● Available data
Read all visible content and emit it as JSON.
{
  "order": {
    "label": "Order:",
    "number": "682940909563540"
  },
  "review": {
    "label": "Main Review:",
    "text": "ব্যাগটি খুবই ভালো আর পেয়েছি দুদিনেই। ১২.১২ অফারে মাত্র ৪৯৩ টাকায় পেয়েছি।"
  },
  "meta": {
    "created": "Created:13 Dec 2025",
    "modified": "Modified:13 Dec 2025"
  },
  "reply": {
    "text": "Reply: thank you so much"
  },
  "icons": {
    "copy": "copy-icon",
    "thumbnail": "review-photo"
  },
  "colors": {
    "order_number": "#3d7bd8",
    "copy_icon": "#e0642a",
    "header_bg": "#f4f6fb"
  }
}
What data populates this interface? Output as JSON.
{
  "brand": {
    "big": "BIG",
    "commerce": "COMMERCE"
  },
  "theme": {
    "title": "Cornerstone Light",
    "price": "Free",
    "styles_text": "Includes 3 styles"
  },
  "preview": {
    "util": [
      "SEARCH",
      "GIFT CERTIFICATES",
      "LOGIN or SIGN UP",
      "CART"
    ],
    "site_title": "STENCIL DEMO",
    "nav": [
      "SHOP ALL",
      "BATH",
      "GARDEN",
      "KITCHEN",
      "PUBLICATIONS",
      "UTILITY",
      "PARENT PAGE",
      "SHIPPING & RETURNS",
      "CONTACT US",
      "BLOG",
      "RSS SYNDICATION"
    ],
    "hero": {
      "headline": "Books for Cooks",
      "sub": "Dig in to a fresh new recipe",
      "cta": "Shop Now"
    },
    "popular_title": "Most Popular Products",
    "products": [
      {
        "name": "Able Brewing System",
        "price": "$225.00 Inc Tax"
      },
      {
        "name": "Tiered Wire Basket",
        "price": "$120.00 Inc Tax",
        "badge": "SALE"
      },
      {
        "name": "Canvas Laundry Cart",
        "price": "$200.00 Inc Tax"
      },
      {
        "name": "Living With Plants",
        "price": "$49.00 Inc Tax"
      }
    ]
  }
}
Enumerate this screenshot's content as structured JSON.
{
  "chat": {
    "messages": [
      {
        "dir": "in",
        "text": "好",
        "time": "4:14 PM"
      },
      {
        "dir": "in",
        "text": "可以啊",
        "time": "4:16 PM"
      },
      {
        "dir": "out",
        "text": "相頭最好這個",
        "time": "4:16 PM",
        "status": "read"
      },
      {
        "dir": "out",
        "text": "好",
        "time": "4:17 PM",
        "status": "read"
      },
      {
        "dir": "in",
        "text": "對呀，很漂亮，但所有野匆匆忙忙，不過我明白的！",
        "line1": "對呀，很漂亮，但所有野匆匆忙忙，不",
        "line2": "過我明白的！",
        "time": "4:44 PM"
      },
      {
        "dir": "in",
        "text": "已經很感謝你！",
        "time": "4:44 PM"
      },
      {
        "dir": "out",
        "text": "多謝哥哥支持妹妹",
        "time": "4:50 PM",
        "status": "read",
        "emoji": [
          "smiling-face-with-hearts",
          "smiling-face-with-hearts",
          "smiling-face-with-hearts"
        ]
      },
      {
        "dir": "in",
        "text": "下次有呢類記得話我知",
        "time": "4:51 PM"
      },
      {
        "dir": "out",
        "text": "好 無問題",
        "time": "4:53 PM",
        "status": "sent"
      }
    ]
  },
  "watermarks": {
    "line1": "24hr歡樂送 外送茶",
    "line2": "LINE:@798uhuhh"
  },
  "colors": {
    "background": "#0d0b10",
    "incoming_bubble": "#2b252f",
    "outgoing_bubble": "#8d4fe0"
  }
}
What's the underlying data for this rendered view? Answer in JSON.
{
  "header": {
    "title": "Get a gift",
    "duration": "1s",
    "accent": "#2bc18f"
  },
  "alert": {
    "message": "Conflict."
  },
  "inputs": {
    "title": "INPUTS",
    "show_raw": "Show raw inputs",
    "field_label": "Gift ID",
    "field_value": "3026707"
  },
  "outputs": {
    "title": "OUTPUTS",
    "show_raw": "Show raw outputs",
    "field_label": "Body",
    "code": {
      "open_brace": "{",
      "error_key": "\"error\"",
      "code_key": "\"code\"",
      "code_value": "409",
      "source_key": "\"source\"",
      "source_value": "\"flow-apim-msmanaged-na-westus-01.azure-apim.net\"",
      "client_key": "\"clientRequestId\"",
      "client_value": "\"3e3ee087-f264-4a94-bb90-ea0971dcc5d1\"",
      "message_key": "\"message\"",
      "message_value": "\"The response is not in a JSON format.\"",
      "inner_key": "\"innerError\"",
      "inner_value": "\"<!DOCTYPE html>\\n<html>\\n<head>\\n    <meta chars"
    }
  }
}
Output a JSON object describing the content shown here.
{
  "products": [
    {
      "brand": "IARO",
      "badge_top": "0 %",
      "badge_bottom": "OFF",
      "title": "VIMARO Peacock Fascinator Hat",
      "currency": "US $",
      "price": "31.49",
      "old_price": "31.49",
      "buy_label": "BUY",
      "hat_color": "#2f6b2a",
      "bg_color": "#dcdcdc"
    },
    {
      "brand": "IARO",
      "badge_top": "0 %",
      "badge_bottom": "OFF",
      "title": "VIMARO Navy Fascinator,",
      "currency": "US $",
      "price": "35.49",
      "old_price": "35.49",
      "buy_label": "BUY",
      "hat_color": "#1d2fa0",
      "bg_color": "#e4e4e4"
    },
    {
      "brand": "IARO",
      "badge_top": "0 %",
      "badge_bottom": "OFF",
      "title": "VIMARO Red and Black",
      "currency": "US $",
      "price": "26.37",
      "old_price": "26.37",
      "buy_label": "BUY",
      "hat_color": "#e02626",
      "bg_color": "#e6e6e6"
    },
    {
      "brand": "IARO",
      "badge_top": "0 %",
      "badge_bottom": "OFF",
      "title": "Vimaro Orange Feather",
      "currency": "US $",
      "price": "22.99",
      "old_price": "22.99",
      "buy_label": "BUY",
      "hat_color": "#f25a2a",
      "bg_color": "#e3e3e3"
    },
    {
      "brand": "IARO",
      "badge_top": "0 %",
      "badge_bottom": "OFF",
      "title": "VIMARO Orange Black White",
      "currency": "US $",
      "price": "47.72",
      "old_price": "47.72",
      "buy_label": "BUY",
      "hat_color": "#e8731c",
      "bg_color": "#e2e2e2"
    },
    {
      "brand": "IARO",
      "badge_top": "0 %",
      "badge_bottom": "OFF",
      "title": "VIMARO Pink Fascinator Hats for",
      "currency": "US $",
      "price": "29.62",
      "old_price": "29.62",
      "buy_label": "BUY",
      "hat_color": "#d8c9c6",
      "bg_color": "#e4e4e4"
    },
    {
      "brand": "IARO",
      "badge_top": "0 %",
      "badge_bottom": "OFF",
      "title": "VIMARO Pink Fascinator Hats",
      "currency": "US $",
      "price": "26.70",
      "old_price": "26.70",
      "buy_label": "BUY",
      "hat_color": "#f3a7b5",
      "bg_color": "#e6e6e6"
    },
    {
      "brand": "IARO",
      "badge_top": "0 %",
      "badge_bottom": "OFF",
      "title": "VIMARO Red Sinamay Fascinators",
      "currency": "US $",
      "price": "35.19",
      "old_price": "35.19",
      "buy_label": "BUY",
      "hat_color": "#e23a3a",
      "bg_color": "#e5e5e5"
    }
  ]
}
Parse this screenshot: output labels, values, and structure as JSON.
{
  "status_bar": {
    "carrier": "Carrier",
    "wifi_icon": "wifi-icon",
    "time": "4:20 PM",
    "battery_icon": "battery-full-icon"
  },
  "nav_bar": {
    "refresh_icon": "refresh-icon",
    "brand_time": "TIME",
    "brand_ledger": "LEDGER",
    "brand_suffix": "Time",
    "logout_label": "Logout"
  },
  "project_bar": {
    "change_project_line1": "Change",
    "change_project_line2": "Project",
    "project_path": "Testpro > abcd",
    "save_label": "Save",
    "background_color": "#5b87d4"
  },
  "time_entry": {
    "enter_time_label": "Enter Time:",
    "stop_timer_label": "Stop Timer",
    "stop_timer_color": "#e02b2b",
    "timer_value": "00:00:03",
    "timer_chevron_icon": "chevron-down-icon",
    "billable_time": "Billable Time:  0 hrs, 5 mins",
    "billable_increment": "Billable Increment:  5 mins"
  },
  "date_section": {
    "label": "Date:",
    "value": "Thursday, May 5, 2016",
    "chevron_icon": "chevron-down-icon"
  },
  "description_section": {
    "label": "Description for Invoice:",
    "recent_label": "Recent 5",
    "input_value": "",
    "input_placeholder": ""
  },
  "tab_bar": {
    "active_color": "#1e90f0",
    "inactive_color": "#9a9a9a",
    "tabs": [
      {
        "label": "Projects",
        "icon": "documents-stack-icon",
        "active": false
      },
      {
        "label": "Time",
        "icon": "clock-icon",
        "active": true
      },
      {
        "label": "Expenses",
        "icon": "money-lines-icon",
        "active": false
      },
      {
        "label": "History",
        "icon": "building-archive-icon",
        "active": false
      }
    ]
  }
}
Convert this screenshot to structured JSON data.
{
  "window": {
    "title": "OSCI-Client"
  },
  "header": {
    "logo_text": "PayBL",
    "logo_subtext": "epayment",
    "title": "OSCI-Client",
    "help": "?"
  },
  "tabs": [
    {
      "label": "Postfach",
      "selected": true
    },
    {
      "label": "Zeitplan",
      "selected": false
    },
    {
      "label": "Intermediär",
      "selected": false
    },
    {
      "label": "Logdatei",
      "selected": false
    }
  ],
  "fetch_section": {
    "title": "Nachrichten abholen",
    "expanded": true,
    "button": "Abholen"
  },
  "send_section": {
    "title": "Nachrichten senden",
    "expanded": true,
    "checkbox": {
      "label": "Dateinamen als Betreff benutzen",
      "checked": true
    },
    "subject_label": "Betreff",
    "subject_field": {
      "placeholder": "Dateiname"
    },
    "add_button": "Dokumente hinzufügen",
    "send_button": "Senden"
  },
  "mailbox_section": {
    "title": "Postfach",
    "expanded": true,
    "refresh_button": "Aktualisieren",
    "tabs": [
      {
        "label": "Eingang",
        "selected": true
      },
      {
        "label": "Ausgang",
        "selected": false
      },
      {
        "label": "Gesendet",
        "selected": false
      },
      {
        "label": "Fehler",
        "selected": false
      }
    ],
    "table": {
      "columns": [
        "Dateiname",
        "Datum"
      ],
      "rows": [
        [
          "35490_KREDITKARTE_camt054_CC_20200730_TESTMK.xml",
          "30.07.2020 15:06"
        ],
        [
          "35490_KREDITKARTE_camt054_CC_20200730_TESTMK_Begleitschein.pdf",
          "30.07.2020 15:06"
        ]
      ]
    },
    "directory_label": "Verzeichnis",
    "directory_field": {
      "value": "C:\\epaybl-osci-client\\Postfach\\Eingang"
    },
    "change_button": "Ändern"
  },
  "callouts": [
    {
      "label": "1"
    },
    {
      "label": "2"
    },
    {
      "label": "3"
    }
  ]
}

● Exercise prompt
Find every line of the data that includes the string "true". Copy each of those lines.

● Result of this task
        "active": true
      "selected": true
    "expanded": true,
    "expanded": true,
      "checked": true
    "expanded": true,
        "selected": true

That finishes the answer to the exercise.